▸ **Task to complete**
The whole listing should be retyped exactly as it appears.

====== Listed entries ======

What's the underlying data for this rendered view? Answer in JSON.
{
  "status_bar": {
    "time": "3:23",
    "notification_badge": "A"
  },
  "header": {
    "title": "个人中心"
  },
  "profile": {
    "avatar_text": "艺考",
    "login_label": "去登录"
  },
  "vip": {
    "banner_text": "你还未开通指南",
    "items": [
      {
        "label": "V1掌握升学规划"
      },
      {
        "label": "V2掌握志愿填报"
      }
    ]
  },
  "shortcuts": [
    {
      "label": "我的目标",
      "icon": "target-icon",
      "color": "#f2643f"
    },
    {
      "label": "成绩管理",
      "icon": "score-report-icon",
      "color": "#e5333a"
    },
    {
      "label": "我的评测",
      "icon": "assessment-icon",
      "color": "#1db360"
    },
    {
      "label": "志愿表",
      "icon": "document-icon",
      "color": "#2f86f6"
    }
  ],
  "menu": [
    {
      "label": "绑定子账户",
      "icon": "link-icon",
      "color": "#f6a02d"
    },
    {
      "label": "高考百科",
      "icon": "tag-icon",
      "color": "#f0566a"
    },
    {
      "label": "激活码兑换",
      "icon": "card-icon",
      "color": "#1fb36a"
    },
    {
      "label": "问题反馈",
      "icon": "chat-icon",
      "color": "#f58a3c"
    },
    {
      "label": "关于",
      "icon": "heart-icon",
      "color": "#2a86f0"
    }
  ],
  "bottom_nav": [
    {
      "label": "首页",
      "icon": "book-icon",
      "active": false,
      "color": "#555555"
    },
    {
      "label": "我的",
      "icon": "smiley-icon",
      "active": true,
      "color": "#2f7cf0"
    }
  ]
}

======

▸ **Answer box**
What's the underlying data for this rendered view? Answer in JSON.
{
  "status_bar": {
    "time": "3:23",
    "notification_badge": "A"
  },
  "header": {
    "title": "个人中心"
  },
  "profile": {
    "avatar_text": "艺考",
    "login_label": "去登录"
  },
  "vip": {
    "banner_text": "你还未开通指南",
    "items": [
      {
        "label": "V1掌握升学规划"
      },
      {
        "label": "V2掌握志愿填报"
      }
    ]
  },
  "shortcuts": [
    {
      "label": "我的目标",
      "icon": "target-icon",
      "color": "#f2643f"
    },
    {
      "label": "成绩管理",
      "icon": "score-report-icon",
      "color": "#e5333a"
    },
    {
      "label": "我的评测",
      "icon": "assessment-icon",
      "color": "#1db360"
    },
    {
      "label": "志愿表",
      "icon": "document-icon",
      "color": "#2f86f6"
    }
  ],
  "menu": [
    {
      "label": "绑定子账户",
      "icon": "link-icon",
      "color": "#f6a02d"
    },
    {
      "label": "高考百科",
      "icon": "tag-icon",
      "color": "#f0566a"
    },
    {
      "label": "激活码兑换",
      "icon": "card-icon",
      "color": "#1fb36a"
    },
    {
      "label": "问题反馈",
      "icon": "chat-icon",
      "color": "#f58a3c"
    },
    {
      "label": "关于",
      "icon": "heart-icon",
      "color": "#2a86f0"
    }
  ],
  "bottom_nav": [
    {
      "label": "首页",
      "icon": "book-icon",
      "active": false,
      "color": "#555555"
    },
    {
      "label": "我的",
      "icon": "smiley-icon",
      "active": true,
      "color": "#2f7cf0"
    }
  ]
}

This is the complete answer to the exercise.